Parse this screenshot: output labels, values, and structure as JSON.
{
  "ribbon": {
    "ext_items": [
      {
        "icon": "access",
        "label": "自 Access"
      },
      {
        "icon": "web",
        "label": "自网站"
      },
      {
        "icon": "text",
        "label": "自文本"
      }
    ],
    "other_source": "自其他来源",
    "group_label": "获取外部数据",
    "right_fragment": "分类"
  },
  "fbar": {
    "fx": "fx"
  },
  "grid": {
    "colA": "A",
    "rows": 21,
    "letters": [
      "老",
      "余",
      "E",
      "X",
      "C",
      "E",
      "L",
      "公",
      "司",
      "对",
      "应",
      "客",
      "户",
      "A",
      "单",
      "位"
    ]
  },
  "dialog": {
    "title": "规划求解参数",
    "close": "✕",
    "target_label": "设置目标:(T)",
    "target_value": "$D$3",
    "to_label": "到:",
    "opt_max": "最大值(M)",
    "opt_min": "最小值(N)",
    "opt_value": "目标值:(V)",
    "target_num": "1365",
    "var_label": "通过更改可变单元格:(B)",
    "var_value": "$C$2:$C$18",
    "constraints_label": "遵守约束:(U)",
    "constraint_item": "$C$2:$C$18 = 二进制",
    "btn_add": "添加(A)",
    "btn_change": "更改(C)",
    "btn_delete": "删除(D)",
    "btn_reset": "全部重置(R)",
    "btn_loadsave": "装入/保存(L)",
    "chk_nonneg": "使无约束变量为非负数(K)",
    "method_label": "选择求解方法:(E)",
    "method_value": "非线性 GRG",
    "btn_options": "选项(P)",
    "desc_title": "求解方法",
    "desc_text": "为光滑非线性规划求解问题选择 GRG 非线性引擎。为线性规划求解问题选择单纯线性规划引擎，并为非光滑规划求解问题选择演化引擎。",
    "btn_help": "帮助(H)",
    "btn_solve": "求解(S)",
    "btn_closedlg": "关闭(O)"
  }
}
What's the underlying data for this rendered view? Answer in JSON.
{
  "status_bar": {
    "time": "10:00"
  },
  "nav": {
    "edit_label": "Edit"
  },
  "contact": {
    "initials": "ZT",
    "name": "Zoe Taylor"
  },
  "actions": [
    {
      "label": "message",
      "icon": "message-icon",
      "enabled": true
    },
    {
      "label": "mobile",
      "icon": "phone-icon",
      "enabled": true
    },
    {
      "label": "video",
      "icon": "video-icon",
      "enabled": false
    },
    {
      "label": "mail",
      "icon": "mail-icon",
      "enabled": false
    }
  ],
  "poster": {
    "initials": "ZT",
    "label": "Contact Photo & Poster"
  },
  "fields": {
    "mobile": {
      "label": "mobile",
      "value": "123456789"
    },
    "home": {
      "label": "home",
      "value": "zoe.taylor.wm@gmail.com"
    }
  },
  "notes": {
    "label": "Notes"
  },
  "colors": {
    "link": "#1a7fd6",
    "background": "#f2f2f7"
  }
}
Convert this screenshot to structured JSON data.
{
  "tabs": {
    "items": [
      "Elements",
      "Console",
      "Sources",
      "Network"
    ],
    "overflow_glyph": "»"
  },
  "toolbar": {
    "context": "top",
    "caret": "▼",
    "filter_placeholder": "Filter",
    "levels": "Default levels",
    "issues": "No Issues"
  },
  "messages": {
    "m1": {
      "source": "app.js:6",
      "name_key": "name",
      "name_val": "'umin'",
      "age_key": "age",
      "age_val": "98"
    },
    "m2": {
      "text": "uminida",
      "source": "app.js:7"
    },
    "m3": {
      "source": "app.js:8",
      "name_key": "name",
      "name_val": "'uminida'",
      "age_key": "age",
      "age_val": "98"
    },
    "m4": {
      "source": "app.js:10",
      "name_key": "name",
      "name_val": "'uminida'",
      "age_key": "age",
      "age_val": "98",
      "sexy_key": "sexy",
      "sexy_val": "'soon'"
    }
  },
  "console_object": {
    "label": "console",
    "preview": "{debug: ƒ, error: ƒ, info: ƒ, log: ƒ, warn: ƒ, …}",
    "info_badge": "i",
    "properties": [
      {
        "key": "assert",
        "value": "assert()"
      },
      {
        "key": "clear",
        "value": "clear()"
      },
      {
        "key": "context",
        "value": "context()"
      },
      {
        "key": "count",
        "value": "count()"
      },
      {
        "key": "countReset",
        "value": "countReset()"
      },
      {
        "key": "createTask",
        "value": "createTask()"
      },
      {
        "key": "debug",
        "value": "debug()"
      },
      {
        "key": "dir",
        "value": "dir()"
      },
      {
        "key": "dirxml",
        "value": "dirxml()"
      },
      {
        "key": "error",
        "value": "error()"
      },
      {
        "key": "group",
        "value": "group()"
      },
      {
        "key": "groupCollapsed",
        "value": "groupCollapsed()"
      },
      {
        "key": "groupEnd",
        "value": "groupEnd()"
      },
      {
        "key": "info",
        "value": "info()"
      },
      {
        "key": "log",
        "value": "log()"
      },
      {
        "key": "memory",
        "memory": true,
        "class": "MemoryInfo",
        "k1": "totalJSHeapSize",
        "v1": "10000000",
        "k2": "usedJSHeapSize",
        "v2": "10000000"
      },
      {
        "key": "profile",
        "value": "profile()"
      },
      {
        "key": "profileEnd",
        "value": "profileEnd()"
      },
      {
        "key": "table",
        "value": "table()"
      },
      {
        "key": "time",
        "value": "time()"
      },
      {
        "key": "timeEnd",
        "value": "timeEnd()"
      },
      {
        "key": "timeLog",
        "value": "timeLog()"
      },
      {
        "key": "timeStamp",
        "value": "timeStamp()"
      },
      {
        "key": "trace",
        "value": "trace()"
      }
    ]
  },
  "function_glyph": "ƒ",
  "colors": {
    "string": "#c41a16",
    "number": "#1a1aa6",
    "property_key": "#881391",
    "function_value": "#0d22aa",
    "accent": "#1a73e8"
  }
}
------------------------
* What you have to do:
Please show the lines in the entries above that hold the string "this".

* Exercise result:
Parse this screenshot: output labels, values, and structure as JSON.
What's the underlying data for this rendered view? Answer in JSON.
Convert this screenshot to structured JSON data.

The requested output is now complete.